Colorado State Patrol began an experiment this weekend that may make one of our major highways safer and less congested. Patrol cars were lined up on the side of the highway near Silverthorne, ready to enter the flow of traffic heading east. Troopers and officers from the Silverthorne Police Department entered the center lane of eastbound I-70 near Silverthorne. With lights flashing, the patrol cars reduced speeds to 55 to 45 mph, said a spokesman for CDOT.
Patrol cars merged onto the interstate about every 10 minutes.The patrol cars led traffic on the 8.6-mile stretch from Silverthorne to the entrance of the tunnel. When the flow of traffic inside the tunnel reached 18 to 19 cars per minute — about 1,100 cars per hour — another car was deployed.
The pacing exercise is an effort to reduce the number of snarls that leave weekend commuters sitting in traffic on the east end of the Eisenhower Tunnel. If the months-long experiment is successful, it might be possible to stop metering traffic at the tunnel.
Officials chose to start the experiment in August, when the highest number of vehicles pass through the tunnel on the weekends. In addition to traffic counts, pacing is designed to accommodate weather conditions. During the winter months, when ski traffic is predicted to be heavy and inclement weather is expected, pacing can be used to make roadways safer.
Pacing traffic works well when directing vehicles after an accident, and can be successful in easing congestion and reducing accidents. If pacing is implemented this winter, it could be used on holiday weekends including Martin Luther King Jr. Day, Presidents Day and during spring break, and go as far east as Floyd Hill.

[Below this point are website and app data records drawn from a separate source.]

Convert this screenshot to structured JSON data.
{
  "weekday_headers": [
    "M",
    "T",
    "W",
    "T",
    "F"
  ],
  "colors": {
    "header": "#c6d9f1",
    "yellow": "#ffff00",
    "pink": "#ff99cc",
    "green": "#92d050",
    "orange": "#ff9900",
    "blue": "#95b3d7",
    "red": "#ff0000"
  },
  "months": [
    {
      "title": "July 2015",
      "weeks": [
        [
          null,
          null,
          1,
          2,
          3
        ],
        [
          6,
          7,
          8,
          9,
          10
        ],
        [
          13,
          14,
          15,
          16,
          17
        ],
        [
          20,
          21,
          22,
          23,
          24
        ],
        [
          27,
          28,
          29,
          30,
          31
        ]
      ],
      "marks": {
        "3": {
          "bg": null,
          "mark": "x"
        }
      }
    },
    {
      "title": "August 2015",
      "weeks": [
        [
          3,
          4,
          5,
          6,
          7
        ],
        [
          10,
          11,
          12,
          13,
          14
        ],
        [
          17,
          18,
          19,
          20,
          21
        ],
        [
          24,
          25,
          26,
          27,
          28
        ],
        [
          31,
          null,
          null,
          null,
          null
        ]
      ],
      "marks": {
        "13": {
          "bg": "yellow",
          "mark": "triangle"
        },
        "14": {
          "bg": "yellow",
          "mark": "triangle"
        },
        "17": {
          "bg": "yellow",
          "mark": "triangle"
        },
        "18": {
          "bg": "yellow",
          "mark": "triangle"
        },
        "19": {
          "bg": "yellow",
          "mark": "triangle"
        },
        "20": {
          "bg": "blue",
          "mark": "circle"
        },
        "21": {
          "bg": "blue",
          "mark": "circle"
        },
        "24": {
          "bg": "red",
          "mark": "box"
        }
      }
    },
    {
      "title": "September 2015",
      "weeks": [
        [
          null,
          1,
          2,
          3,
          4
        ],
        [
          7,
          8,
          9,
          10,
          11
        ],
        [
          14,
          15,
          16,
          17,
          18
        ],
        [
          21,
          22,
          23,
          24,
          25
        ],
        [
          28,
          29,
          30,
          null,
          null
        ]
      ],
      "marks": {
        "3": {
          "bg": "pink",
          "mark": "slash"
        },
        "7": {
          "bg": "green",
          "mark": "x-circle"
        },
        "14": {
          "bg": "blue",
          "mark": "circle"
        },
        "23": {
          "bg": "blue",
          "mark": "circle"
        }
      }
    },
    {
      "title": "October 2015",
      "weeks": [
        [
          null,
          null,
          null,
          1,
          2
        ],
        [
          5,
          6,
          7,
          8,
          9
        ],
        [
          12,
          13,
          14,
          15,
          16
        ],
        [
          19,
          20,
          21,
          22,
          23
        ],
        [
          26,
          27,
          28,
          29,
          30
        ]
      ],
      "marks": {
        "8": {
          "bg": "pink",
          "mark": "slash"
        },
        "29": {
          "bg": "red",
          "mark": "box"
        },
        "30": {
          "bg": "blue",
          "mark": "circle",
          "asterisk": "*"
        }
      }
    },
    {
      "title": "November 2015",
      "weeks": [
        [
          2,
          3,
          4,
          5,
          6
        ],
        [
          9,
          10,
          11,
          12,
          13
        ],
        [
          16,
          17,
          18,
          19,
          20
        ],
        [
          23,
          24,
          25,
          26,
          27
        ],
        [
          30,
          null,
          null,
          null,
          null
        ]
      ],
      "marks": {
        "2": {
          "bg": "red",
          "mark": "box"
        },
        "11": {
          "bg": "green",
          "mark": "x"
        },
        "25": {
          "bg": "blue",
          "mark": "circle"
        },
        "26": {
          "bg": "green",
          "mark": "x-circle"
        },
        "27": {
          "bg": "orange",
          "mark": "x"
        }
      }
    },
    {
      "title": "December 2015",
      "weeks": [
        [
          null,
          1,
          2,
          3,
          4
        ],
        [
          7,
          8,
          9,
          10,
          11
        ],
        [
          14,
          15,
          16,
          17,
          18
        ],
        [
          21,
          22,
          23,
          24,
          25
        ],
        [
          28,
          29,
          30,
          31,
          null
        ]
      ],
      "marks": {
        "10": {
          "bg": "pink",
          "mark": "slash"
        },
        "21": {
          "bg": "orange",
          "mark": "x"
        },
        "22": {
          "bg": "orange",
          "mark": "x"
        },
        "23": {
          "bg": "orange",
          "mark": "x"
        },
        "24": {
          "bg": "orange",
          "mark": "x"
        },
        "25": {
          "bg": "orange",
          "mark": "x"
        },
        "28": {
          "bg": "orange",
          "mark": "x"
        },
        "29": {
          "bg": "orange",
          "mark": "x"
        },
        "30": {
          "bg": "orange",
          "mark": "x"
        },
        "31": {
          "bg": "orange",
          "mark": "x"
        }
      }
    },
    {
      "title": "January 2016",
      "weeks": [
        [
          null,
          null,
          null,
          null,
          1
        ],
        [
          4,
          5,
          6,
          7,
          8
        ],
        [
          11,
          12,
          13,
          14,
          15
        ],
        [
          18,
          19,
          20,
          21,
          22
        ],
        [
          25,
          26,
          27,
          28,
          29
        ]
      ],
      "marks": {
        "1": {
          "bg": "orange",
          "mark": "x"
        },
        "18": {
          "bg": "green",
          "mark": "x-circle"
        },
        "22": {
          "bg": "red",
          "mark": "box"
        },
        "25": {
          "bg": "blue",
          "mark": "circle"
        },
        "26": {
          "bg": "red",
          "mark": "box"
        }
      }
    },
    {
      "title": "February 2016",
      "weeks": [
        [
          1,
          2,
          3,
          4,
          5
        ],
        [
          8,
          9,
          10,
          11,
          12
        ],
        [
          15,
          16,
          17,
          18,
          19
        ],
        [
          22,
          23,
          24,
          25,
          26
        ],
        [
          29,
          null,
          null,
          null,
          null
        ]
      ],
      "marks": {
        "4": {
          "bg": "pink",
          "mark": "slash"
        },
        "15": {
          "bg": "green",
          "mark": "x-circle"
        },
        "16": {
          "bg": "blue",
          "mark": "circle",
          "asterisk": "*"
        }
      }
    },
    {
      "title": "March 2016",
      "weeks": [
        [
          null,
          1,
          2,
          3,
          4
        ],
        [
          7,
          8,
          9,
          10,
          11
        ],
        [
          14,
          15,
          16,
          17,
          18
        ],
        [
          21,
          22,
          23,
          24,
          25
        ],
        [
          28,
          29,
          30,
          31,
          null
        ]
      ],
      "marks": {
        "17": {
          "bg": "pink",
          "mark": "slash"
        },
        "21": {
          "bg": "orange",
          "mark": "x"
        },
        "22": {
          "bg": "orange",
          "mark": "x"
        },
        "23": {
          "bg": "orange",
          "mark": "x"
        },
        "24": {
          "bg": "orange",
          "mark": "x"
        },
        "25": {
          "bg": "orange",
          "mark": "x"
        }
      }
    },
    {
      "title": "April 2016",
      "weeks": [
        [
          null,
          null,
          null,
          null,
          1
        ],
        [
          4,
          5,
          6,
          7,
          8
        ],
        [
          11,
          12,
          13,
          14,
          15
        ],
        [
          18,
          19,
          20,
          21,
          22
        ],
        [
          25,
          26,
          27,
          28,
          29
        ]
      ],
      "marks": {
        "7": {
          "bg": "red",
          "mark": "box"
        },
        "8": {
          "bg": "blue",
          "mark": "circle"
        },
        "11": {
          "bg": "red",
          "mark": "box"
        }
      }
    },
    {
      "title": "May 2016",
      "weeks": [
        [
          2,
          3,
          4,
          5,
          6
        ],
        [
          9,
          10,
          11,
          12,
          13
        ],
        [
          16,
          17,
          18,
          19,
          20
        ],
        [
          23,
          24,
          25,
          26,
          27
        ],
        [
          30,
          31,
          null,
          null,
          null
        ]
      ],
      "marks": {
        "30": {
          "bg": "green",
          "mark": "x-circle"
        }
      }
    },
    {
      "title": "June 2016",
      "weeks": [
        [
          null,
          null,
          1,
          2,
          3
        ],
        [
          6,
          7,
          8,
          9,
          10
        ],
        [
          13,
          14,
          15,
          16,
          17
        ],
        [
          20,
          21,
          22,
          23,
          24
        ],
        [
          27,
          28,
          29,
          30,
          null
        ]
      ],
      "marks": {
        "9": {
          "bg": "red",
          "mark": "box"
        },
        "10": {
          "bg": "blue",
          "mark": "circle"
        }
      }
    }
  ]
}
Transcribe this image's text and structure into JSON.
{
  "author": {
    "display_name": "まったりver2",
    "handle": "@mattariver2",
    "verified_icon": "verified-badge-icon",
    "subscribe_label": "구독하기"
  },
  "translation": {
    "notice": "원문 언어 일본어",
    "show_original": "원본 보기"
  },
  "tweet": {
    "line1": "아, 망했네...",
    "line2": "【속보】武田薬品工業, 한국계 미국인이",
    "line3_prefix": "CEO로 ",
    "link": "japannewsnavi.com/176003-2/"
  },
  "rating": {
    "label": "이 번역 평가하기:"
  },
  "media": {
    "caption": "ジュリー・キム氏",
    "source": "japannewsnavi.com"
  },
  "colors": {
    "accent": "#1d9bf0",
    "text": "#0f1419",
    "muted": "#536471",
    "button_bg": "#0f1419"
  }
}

A second experiment could be performed in September, when traffic will be controlled as far east as Empire. Speeds and traffic counts from Saturday will be examined, and preliminary results could be released as early as Monday.